What the task requires — A single figure is required: the number of lines below in which the word "WangKh" occurs.
::::::
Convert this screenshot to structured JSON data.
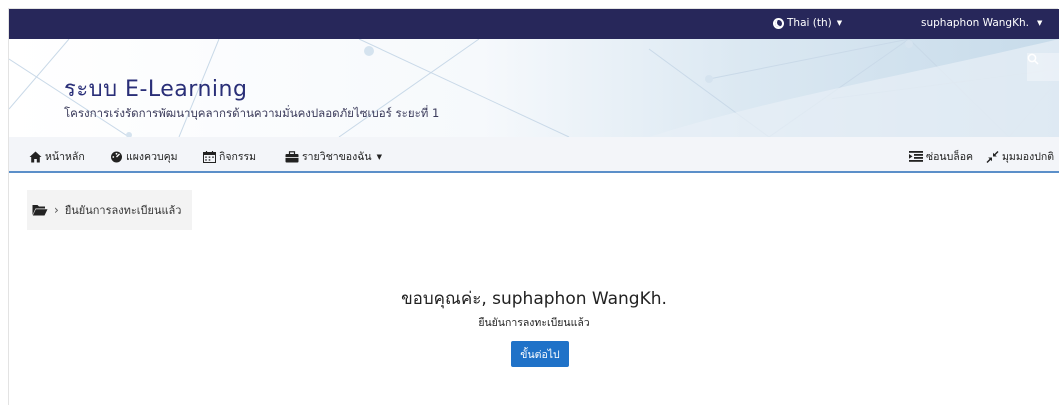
{
  "topbar": {
    "language_label": "Thai (th)",
    "user_name": "suphaphon WangKh."
  },
  "header": {
    "site_title": "ระบบ E-Learning",
    "site_subtitle": "โครงการเร่งรัดการพัฒนาบุคลากรด้านความมั่นคงปลอดภัยไซเบอร์ ระยะที่ 1",
    "search_icon": "search-icon"
  },
  "menu": {
    "home": "หน้าหลัก",
    "dashboard": "แผงควบคุม",
    "calendar": "กิจกรรม",
    "my_courses": "รายวิชาของฉัน",
    "hide_blocks": "ซ่อนบล็อค",
    "standard_view": "มุมมองปกติ"
  },
  "breadcrumb": {
    "current": "ยืนยันการลงทะเบียนแล้ว"
  },
  "main": {
    "thanks": "ขอบคุณค่ะ, suphaphon WangKh.",
    "confirmed": "ยืนยันการลงทะเบียนแล้ว",
    "continue_label": "ขั้นต่อไป"
  },
  "colors": {
    "navbar": "#27275a",
    "title": "#2a2f78",
    "accent": "#1f72c8",
    "menu_border": "#5b8fc9"
  }
}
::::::
Exercise output — 2